(What the task asks): What lines in the data below mention the string "name"? Copy them out.

• • • •

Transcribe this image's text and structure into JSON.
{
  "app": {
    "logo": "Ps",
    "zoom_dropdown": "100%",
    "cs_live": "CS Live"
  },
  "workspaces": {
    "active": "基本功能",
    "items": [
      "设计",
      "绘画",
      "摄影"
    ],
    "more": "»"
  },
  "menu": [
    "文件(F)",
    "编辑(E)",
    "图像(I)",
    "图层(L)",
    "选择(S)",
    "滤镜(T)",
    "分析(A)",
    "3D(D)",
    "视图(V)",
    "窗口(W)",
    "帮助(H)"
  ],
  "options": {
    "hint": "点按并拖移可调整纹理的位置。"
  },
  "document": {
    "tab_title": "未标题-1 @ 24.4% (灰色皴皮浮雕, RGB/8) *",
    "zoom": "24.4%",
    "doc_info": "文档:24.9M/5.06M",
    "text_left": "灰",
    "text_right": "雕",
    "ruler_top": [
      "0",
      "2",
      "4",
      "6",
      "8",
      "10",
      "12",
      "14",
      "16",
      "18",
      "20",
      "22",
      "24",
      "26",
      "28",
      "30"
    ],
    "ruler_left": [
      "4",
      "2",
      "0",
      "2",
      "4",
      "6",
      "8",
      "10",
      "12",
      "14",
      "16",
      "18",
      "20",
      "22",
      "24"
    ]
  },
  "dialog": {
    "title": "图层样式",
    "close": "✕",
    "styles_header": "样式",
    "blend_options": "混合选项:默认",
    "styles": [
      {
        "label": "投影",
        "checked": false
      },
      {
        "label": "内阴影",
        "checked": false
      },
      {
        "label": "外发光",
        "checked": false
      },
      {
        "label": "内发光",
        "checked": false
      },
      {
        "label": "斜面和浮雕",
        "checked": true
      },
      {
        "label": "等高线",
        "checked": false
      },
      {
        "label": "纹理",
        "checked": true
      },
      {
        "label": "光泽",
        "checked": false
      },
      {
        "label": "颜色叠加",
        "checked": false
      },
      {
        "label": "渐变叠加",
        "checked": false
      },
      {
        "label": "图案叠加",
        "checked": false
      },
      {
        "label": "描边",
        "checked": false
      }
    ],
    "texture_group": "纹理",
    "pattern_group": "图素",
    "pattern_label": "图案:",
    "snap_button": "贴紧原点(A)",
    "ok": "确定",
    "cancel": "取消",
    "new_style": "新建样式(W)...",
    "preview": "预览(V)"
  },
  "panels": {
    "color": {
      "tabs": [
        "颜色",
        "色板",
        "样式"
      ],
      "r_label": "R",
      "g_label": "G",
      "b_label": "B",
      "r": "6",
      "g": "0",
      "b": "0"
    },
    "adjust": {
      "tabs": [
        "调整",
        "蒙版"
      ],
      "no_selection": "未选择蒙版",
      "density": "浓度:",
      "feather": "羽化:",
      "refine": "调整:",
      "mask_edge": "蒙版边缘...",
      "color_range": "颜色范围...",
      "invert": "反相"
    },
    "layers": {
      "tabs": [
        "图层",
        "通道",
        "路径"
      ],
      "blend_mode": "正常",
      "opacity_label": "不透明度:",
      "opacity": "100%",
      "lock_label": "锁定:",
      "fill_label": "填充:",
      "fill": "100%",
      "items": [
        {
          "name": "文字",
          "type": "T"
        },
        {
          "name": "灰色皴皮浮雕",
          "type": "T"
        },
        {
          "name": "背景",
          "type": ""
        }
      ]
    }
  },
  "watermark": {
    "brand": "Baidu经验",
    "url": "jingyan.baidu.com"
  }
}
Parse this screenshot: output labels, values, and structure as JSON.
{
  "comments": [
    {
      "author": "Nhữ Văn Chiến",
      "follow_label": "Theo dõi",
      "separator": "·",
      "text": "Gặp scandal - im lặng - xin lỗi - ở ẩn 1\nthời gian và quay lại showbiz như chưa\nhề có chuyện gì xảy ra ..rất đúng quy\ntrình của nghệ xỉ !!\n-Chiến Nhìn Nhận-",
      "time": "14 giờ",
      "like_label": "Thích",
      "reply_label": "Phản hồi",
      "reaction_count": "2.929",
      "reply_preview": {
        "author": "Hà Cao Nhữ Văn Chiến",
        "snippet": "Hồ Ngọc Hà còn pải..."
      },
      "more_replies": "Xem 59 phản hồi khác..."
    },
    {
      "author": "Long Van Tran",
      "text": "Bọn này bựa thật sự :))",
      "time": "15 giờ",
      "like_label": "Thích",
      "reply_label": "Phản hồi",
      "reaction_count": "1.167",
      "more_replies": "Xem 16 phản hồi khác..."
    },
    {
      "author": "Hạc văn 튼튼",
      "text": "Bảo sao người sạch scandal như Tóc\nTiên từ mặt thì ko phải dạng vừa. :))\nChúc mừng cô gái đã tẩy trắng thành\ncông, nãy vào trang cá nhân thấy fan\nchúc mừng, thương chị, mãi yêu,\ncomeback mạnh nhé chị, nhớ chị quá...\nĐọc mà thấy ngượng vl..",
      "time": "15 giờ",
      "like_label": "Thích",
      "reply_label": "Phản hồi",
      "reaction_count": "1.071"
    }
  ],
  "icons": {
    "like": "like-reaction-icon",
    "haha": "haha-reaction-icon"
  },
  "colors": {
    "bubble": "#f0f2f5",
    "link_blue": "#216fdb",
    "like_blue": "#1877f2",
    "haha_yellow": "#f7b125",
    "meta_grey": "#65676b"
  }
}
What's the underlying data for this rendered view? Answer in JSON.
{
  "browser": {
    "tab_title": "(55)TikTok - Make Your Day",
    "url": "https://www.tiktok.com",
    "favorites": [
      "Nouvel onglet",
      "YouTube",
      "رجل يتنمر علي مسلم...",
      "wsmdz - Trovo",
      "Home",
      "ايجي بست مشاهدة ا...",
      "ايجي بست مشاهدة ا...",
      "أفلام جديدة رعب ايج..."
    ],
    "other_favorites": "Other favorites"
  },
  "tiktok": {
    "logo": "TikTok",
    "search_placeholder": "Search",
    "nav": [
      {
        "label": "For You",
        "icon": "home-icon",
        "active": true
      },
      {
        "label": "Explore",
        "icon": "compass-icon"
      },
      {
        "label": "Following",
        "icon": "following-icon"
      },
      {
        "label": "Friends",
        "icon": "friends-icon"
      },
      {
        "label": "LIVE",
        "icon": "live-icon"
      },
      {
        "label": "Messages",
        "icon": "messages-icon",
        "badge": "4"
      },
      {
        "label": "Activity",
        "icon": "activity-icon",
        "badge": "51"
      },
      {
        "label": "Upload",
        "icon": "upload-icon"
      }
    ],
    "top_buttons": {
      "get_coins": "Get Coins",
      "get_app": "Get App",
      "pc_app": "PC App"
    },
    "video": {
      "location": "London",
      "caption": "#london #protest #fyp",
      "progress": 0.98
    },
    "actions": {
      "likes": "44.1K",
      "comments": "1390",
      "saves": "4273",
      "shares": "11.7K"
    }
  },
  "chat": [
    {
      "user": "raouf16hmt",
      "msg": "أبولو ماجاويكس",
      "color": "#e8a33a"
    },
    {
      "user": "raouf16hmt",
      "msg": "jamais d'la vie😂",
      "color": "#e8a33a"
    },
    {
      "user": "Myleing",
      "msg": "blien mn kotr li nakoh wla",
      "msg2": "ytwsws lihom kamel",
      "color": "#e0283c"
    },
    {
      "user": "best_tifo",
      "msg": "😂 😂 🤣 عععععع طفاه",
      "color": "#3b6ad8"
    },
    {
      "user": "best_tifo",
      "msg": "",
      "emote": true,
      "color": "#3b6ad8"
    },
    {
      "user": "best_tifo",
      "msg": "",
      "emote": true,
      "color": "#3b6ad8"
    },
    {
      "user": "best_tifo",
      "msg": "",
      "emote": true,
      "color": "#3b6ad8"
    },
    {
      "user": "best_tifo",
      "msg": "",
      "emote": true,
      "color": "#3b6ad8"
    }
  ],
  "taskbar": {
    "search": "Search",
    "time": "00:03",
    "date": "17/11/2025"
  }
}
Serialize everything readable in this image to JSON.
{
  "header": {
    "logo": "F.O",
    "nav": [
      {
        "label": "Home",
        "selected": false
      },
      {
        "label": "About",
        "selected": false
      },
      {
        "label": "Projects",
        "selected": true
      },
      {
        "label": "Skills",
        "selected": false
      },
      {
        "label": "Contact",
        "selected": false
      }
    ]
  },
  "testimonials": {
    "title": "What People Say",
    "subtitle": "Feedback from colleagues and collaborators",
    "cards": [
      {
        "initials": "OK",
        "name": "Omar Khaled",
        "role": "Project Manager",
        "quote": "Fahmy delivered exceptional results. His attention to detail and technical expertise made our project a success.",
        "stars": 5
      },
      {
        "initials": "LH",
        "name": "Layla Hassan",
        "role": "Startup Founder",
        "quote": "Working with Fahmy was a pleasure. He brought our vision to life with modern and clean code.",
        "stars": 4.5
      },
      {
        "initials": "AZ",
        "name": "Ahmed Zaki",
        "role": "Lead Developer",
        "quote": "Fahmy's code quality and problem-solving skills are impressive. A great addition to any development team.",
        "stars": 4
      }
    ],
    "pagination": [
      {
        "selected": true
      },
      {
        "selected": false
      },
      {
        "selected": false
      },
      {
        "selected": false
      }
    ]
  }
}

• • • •

(Your solution):
          "name": "文字",
          "name": "灰色皴皮浮雕",
          "name": "背景",
        "name": "Omar Khaled",
        "name": "Layla Hassan",
        "name": "Ahmed Zaki",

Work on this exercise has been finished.